NYC November Ballot Initiative: Create a Civic Engagement Commission and have Citywide Participatory Budgeting

A short highlight about a simple – and yet complex – question for NYC voters:  Do you want to establish a new engagement body, within city government, and a specific kind of outreach and participation – on a slice of the overall city government budget?

Here is the start of the ballot question:

Question # 2: Civic Engagement Commission

This proposal would amend the City Charter to:

Create a Civic Engagement Commission that would implement, no later than the City Fiscal Year beginning July 1, 2020, a Citywide participatory budgeting program established by the Mayor to promote participation by City residents in making recommendations for projects in their communities;

A report by the New York City Charter Revision Commission covers this question and two other ballot questions for this fall.

The advocacy group Participatory Budgeting Project offers a summary and support the ballot initiative.  Unsurprisingly, there was a public hearing process about the ballot question proposal, including this local press coverage of a June public gathering.

We’ll find out how New York voters decide. But for now, should this kind of decision be left to voters? Is this a good way to use ballot initiatives to both set up a new piece of the city’s engagement approach AND to specify a particular area – the city budget – for a new form of engagement?

Durham Budgeting Process and Neighborhood Representation

Well I have been thinking long and hard about what I wanted to talk to you about concerning community participating in the budgeting process. I must explain the current budgeting process here in Durham. We have what is called Coffee with City Council with all five PACs (Partners Against Crime) districts. PACs are supposed to be the groups that represent the different neighborhoods. There is also Council meetings with other groups, and finally we have two open public hearings in April and June. I think we have more than enough community input, but what I think is the problem is that City Council and city staff don’t often value the citizen input and therefore the recommendations aren’t funded. While there are open meetings and a transparent process, it feels more like staff “checking the box” of doing things. It is not effective for particular neighborhoods. City Council does fund great things for high income communities and businesses in certain areas but allow low income communities to get worse. In turn, businesses in those low income areas are denied resources to help grow their businesses. Continue Reading

Neighborhoods Vote to Spend $500K on 30 Projects in Greensboro

From Ranata Reeder, an update on the City of Greensboro first Participatory Budgeting process. See her first post.

In April, the last step in neighborhoods choosing particular spending priorities was conducted. Before I reveal the outcome of the vote, it is important to see the whole process of local government budget outreach.

In August 2015, the City of Greensboro embarked on its first Participatory Budgeting process. Not only was this a first for Greensboro, it is the first Participatory Budgeting process in the south. Greensboro officially made it to the PB map!

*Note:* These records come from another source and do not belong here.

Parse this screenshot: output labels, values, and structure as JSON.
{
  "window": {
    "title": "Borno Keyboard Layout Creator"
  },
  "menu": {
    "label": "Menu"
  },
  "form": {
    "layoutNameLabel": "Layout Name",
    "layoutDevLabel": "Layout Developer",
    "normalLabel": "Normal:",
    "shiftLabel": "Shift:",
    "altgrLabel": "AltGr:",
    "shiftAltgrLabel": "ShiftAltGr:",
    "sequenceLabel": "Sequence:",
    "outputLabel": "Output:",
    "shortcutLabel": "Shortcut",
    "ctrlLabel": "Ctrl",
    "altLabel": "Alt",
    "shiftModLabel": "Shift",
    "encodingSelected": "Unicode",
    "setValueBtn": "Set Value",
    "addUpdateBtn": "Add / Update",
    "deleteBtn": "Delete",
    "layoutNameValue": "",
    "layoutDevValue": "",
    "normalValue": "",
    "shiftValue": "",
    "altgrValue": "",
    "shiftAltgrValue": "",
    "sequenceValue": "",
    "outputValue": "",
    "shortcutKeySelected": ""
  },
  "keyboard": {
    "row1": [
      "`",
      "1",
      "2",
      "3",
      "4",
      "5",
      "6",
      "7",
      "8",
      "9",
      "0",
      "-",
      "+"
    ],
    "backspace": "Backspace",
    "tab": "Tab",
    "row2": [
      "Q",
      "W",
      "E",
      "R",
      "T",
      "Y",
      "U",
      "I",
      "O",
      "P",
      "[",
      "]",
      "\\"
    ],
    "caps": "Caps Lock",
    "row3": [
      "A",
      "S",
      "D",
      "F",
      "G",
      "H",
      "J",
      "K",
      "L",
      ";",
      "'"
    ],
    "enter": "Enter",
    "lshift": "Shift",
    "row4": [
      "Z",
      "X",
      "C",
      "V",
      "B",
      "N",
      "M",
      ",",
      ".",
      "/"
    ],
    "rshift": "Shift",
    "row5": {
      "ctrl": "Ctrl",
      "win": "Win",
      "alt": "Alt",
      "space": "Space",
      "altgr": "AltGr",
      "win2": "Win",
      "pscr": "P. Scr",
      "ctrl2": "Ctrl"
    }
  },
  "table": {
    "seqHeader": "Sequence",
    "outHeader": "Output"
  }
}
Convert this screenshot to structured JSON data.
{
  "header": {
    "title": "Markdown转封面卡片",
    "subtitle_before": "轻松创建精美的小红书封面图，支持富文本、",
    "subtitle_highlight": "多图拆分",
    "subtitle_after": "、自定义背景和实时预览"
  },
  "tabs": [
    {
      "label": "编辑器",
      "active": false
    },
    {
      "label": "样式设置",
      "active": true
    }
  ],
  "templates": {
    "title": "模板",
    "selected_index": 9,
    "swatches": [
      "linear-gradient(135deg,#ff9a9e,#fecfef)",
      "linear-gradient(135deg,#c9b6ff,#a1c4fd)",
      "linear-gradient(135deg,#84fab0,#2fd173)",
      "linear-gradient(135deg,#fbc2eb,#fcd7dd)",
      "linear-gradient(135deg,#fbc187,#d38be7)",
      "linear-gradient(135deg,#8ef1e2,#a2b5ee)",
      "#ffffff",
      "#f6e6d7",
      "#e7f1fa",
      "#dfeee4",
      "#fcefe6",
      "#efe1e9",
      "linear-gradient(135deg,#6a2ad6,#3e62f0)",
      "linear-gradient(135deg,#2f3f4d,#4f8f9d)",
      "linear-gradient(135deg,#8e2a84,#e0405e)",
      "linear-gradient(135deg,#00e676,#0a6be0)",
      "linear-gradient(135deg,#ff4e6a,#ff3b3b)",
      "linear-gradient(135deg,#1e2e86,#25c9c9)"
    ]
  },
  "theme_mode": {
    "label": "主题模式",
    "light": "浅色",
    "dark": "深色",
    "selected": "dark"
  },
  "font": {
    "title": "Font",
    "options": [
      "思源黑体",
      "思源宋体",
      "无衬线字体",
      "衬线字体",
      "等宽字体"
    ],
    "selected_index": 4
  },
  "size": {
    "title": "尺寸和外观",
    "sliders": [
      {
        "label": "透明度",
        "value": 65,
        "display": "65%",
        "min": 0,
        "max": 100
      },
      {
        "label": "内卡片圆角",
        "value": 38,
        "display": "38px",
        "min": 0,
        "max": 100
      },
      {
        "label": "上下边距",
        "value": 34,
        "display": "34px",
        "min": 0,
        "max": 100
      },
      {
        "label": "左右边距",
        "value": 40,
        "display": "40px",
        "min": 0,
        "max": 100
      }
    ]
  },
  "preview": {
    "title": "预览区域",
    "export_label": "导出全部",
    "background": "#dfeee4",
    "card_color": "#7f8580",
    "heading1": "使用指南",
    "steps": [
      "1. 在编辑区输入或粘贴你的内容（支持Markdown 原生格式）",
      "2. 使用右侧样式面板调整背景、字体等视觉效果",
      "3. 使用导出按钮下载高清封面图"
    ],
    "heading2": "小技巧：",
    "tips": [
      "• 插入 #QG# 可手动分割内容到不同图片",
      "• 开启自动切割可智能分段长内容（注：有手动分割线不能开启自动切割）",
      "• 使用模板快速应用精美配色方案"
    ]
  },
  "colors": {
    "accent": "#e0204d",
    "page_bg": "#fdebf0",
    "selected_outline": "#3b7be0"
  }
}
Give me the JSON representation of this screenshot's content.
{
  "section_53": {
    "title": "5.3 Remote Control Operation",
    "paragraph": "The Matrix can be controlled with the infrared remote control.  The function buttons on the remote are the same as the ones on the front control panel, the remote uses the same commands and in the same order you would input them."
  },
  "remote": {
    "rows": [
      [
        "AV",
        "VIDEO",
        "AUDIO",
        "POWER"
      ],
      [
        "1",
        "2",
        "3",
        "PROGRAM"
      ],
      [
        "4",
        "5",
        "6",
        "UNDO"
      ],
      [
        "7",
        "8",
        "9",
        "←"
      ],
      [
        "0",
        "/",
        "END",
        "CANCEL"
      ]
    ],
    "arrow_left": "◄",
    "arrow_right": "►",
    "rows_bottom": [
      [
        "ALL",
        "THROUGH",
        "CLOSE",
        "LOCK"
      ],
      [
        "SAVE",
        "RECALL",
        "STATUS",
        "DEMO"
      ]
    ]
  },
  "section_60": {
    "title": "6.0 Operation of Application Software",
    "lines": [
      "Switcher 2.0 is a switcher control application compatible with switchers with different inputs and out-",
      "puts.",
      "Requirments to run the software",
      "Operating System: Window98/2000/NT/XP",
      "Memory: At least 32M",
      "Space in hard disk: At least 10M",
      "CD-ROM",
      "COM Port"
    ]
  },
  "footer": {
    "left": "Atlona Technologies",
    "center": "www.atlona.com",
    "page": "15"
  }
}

Greensboro residents proposed ideas, developed proposals, and voted on how to spend $100,000 in each of Greensboro’s five city council districts, totaling $500,000. Continue Reading